Cast: Geoffrey Rush, Armie Hammer, Clémence Poésy, Tony Shalhoub, Sylvie Testud

In 1964, the writer James Lord (Hammer) is in Paris on a short trip when his friend, the artist Alberto Giacometti (Rush), asks him to sit for a portrait. Giacometti initially says it will take a few hours – one afternoon – but his own eccentricities and his own self-doubts mean that one afternoon becomes several weeks, and Lord is faced with postponing his return to the US until the portrait is finished. Giacometti works in fits and starts, and his personal life often interferes with his progress with the painting. There are long-standing animosities between Giacometti and his wife, Annette (Testud), that are exacerbated by his relationship with Caroline (Poésy), whose portrait he’s also painting. As the time passes, Lord becomes an observer of Giacometti’s life and work, and his insecurities and obsessions.

Based on the biography written by Lord a year later, A Giacometti Portrait, Stanley Tucci’s fourth feature as a writer/director is a meditative exploration of the creative process, and the notion that no work of art can ever truly be regarded as finished. It’s an interesting idea for a movie to examine, as by its very nature, Final Portrait is exactly that: a finished product (unless Tucci decides to release revised versions of the movie in future years). But it’s an idea that Giacometti adheres to, and Tucci has him continually looking at the sculptures in his studio, examining them, assessing them, and sometimes changing them slightly, albeit in very minor ways, as if by doing so, he can improve the work in such a way that it becomes more relevant, and worth the effort he’s put into it. The same applies to Lord’s portrait, an endeavour that Giacometti says will never be truly completed, even if Lord were to be available to sit for the rest of his life; even then, more can always be done to improve the work, and then more again.

Tucci isn’t one for histrionics or exaggerated performances, and his cast comply with the needs of a script that requires a delicacy of touch and a sympathetic approach to both Giacometti and his erratic genius. Rush is a terrific choice as the artist who thinks nothing of throwing an envelope with two million francs in it under a bed and forgetting about it. Chain-smoking his way through the movie, Rush portrays Giacometti as a restless man who is always searching for that one moment of clarity in his work but never quite finding it. As the trapped, slightly bewildered, and increasingly frustrated Lord, Hammer is effectively the straight man to Rush’s manic devilry, but he carries the role well, and is a charming foil for Giacometti’s maddening behaviour. In support, Poésy and Testud offer polar opposites as the women in Giacometti’s life (neither of whom are as well treated as they would like), and there’s the quiet, reflective presence of Shalhoub as Giacometti’s brother, Diego. The movie is beautifully constructed, with the artist’s studio a wonderfully designed and assembled cave of wonders courtesy of production designer James Merifield, art director David Hindle, and set decorator Sarah Wan. The camera takes in all the elements that are on display and a wonderfully evocative world is entered into as a result. It’s all overlaid with a tremendous sense of fun, along with a dash of rueful humour here and there, and remains a captivating and entertaining experience throughout.

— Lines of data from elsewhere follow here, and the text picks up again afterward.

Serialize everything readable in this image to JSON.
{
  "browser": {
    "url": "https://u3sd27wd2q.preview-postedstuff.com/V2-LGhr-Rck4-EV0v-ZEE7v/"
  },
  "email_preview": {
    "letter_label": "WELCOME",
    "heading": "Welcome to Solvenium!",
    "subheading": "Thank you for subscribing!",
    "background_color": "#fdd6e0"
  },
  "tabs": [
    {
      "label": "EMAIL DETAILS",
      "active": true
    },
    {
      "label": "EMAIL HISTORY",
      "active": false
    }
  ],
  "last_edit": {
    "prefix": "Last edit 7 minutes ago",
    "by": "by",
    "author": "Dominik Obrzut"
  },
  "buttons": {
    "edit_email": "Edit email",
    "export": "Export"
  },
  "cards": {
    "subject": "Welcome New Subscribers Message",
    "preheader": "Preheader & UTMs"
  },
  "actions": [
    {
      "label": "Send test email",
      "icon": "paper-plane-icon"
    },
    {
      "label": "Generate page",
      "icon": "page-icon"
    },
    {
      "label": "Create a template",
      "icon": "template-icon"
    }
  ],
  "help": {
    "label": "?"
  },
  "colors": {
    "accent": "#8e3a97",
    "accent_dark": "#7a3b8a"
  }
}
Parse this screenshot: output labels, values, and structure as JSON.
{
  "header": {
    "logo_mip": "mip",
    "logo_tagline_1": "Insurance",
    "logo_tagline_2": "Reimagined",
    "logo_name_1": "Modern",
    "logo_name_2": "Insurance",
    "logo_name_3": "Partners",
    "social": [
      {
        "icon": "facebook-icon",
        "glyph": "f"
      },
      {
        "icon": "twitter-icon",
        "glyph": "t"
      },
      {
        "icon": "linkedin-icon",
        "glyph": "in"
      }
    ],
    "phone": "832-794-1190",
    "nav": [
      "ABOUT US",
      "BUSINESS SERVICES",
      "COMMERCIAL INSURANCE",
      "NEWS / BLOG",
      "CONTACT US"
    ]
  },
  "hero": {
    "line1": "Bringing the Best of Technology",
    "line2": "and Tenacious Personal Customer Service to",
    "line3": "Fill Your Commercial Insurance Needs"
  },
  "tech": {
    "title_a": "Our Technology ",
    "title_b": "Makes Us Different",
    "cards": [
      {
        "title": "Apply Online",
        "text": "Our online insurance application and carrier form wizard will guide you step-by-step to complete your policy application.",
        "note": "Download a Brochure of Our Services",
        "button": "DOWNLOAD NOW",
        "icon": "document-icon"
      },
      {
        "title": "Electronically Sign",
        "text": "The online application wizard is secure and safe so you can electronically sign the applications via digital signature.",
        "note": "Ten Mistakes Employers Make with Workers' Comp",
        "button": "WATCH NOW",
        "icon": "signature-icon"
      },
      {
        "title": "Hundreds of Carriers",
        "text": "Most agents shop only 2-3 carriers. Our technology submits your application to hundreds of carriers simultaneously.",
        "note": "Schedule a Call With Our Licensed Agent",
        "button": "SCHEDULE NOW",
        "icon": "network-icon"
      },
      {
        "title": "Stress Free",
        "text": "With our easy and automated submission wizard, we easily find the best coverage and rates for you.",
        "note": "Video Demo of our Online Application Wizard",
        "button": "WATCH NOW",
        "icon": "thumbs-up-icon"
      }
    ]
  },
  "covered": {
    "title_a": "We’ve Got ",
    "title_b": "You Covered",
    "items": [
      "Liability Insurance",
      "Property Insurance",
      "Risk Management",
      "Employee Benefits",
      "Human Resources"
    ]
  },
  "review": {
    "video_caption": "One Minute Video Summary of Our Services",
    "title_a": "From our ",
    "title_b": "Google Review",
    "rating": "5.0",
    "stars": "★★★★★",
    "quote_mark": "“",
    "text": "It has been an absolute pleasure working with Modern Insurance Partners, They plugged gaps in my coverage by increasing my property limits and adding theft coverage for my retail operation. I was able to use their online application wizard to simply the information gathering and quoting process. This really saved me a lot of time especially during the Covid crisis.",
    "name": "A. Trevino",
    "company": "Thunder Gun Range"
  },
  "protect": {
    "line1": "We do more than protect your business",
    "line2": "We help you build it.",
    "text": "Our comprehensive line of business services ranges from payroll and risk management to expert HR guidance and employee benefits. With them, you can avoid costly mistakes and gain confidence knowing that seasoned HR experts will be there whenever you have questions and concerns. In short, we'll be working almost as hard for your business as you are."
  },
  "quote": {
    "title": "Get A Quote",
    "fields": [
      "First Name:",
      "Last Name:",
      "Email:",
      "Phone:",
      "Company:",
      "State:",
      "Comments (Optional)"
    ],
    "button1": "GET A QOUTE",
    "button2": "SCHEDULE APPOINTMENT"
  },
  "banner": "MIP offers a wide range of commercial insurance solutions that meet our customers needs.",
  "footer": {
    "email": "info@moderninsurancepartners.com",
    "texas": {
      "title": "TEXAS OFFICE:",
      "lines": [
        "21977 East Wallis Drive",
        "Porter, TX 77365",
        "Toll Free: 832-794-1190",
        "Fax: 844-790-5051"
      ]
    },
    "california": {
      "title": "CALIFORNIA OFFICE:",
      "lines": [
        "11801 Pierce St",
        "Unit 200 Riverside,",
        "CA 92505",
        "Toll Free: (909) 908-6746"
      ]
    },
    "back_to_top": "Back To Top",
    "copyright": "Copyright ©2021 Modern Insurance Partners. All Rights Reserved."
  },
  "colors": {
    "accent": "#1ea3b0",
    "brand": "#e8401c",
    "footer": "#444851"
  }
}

Rating: 8/10 – an affectionate tribute to the difficulties inherent in the artistic process, Final Portrait is a thoughtful, sincere, modest, and clever movie that offers a beguiling yet intuitive examination of the artist Alberto Giacometti and his work; Rush and Hammer give wonderful performances, Tucci directs with verve and confidence in his own script, and it all proves as invigorating as the pursuit of artistic “truth” should be.